You are what you pay: A Case Study in Venmo

  • Mrunmayee Khare , Rajvardhan Oak


With the advent of the Internet Age, digital payments have become the cornerstone of the economy. From vendors on the street to billion dollar corporations, all entities accept payments through digital modes. Venmo, a mobile application by PayPal is popular for facilitating peer-to-peer digital transactions without a fee. Users can request or send money to other users by scanning a QR Code, or via a phone number or email address. While the primary purpose of the app is money transfer, Venmo goes a step ahead and adds a social component to it: users can add others as friends, like or dislike transactions, and even leave comments. Our study aims to understand privacy issues in using Venmo for monetary transactions. To this end, we examine the Venmo activity of N = 10 users, and conduct follow-up semi-structured interviews with them. We discover that transactions on Venmo are public by default, and need specific user effort to make them private. These transactions can potentially reveal information about a user's habits, preferences, financial circumstances, family and friends. Friend lists are publicly visible to others. The privacy settings section of the application is obscure and hard to find. Based on our digital investigation and user study, we provide a set of recommendations that can improve user privacy in payment apps, even those that have a social component. 

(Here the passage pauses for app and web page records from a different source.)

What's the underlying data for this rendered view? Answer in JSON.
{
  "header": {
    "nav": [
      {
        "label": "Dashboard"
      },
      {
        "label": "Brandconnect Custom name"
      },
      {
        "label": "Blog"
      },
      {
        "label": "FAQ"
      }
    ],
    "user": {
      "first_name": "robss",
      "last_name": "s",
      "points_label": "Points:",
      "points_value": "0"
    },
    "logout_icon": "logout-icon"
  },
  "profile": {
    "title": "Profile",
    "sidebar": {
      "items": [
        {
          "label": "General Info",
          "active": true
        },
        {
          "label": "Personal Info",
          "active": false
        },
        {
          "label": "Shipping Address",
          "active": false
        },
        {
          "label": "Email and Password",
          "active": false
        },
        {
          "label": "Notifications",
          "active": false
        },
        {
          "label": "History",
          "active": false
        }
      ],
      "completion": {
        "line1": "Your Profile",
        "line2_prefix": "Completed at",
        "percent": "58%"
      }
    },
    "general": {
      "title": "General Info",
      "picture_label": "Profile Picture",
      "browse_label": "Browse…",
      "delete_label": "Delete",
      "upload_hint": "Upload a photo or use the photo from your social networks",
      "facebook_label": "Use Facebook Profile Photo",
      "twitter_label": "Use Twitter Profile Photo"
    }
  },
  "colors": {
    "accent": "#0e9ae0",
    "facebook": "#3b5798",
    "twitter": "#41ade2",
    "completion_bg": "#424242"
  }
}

How to Cite
Mrunmayee Khare , Rajvardhan Oak. (2021). You are what you pay: A Case Study in Venmo. International Journal of Advanced Science and Technology, 30(01), 318 - 324. Retrieved from